BEGIN Working data
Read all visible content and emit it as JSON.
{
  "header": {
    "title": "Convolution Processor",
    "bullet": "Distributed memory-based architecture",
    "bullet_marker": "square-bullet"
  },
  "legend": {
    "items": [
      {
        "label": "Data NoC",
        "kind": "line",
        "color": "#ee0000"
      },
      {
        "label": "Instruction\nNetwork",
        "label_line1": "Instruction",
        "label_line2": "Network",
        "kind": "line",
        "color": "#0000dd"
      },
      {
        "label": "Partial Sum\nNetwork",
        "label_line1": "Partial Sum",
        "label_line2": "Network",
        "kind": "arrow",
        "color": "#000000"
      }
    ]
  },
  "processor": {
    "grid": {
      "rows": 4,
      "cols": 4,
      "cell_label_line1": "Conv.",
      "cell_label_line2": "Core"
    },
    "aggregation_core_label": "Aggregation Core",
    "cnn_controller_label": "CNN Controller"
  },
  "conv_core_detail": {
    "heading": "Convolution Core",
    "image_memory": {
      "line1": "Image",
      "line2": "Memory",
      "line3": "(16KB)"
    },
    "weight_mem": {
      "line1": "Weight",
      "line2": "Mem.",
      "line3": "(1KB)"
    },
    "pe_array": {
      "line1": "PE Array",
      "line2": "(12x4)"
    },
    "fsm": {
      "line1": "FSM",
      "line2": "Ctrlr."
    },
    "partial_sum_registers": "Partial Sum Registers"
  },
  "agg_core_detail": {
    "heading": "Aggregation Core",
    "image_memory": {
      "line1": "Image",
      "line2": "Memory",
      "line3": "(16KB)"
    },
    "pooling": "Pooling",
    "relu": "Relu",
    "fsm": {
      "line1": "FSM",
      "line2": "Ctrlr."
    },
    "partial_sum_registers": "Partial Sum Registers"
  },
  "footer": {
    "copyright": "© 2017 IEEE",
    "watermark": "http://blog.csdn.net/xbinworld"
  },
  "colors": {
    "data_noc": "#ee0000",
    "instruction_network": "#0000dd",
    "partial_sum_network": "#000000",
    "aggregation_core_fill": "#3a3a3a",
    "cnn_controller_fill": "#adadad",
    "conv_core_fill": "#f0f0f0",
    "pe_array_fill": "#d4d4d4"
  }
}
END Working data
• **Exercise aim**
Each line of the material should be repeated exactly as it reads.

• **Response for this exercise**
Read all visible content and emit it as JSON.
{
  "header": {
    "title": "Convolution Processor",
    "bullet": "Distributed memory-based architecture",
    "bullet_marker": "square-bullet"
  },
  "legend": {
    "items": [
      {
        "label": "Data NoC",
        "kind": "line",
        "color": "#ee0000"
      },
      {
        "label": "Instruction\nNetwork",
        "label_line1": "Instruction",
        "label_line2": "Network",
        "kind": "line",
        "color": "#0000dd"
      },
      {
        "label": "Partial Sum\nNetwork",
        "label_line1": "Partial Sum",
        "label_line2": "Network",
        "kind": "arrow",
        "color": "#000000"
      }
    ]
  },
  "processor": {
    "grid": {
      "rows": 4,
      "cols": 4,
      "cell_label_line1": "Conv.",
      "cell_label_line2": "Core"
    },
    "aggregation_core_label": "Aggregation Core",
    "cnn_controller_label": "CNN Controller"
  },
  "conv_core_detail": {
    "heading": "Convolution Core",
    "image_memory": {
      "line1": "Image",
      "line2": "Memory",
      "line3": "(16KB)"
    },
    "weight_mem": {
      "line1": "Weight",
      "line2": "Mem.",
      "line3": "(1KB)"
    },
    "pe_array": {
      "line1": "PE Array",
      "line2": "(12x4)"
    },
    "fsm": {
      "line1": "FSM",
      "line2": "Ctrlr."
    },
    "partial_sum_registers": "Partial Sum Registers"
  },
  "agg_core_detail": {
    "heading": "Aggregation Core",
    "image_memory": {
      "line1": "Image",
      "line2": "Memory",
      "line3": "(16KB)"
    },
    "pooling": "Pooling",
    "relu": "Relu",
    "fsm": {
      "line1": "FSM",
      "line2": "Ctrlr."
    },
    "partial_sum_registers": "Partial Sum Registers"
  },
  "footer": {
    "copyright": "© 2017 IEEE",
    "watermark": "http://blog.csdn.net/xbinworld"
  },
  "colors": {
    "data_noc": "#ee0000",
    "instruction_network": "#0000dd",
    "partial_sum_network": "#000000",
    "aggregation_core_fill": "#3a3a3a",
    "cnn_controller_fill": "#adadad",
    "conv_core_fill": "#f0f0f0",
    "pe_array_fill": "#d4d4d4"
  }
}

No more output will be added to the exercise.